Start of EXCERPTED DATA
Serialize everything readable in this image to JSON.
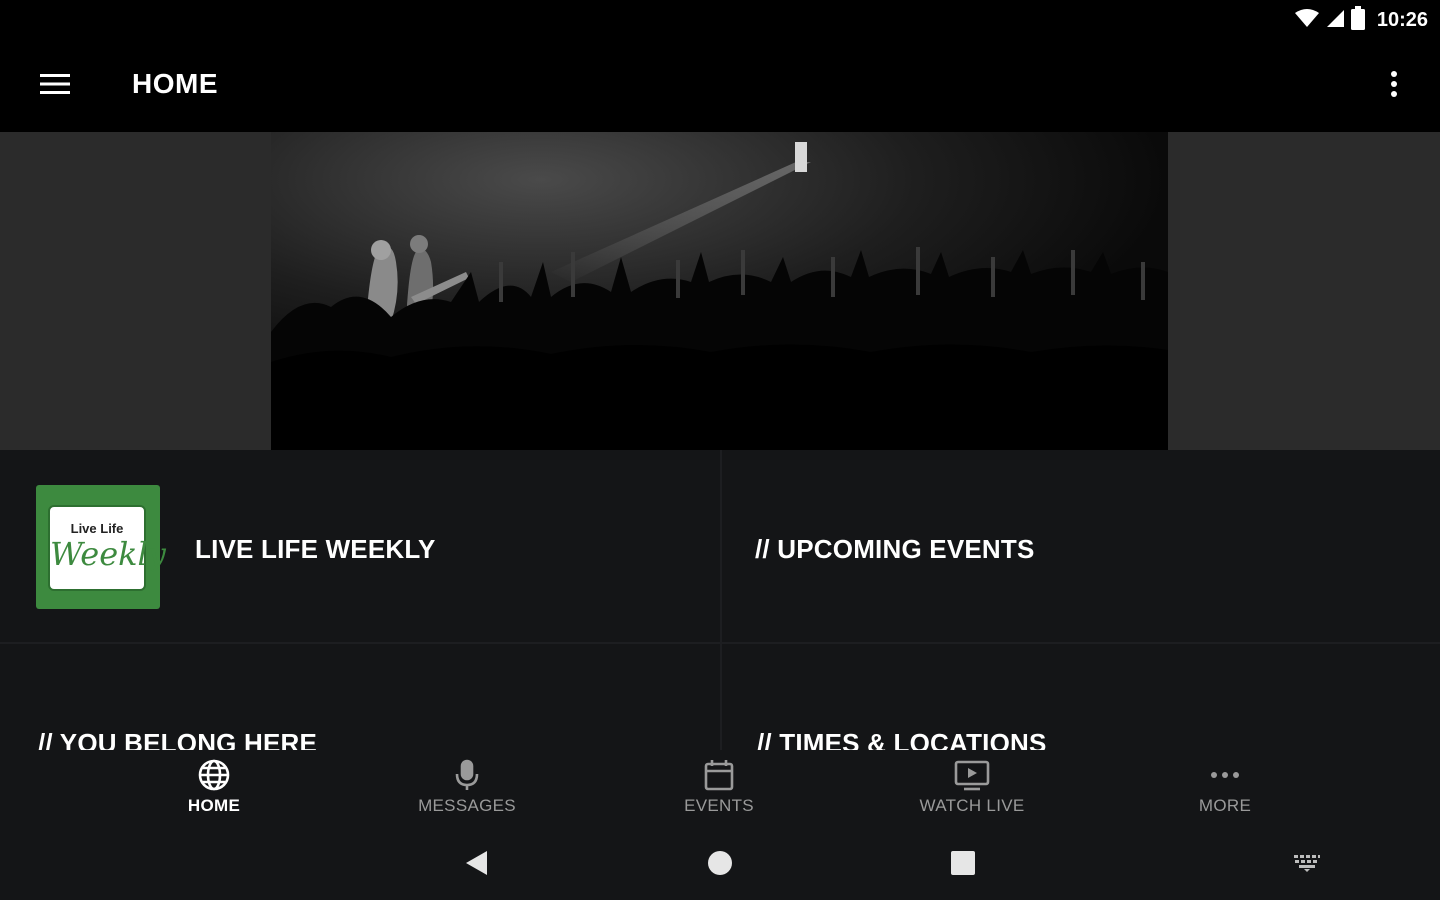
{
  "status_bar": {
    "time": "10:26",
    "icons": [
      "wifi-icon",
      "cell-signal-icon",
      "battery-icon"
    ]
  },
  "app_bar": {
    "title": "HOME",
    "menu_icon": "hamburger-menu-icon",
    "overflow_icon": "more-vert-icon"
  },
  "hero": {
    "image": "concert-crowd-photo"
  },
  "tiles": [
    {
      "title": "LIVE LIFE WEEKLY",
      "logo_small_text": "Live Life",
      "logo_script_text": "Weekly"
    },
    {
      "title": "// UPCOMING EVENTS"
    },
    {
      "title": "// YOU BELONG HERE"
    },
    {
      "title": "// TIMES & LOCATIONS"
    }
  ],
  "bottom_nav": {
    "items": [
      {
        "label": "HOME",
        "icon": "globe-icon",
        "active": true
      },
      {
        "label": "MESSAGES",
        "icon": "microphone-icon",
        "active": false
      },
      {
        "label": "EVENTS",
        "icon": "calendar-icon",
        "active": false
      },
      {
        "label": "WATCH LIVE",
        "icon": "tv-play-icon",
        "active": false
      },
      {
        "label": "MORE",
        "icon": "more-horiz-icon",
        "active": false
      }
    ]
  },
  "system_nav": {
    "buttons": [
      "back-icon",
      "home-circle-icon",
      "recents-square-icon",
      "keyboard-icon"
    ]
  },
  "colors": {
    "background": "#000000",
    "tile_background": "#141517",
    "hero_side": "#2b2b2b",
    "brand_green": "#3d8a3f",
    "inactive_label": "#9a9a9a"
  }
}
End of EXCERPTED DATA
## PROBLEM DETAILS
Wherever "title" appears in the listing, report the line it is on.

## RESPONSE FOR THIS EXERCISE
    "title": "HOME",
      "title": "LIVE LIFE WEEKLY",
      "title": "// UPCOMING EVENTS"
      "title": "// YOU BELONG HERE"
      "title": "// TIMES & LOCATIONS"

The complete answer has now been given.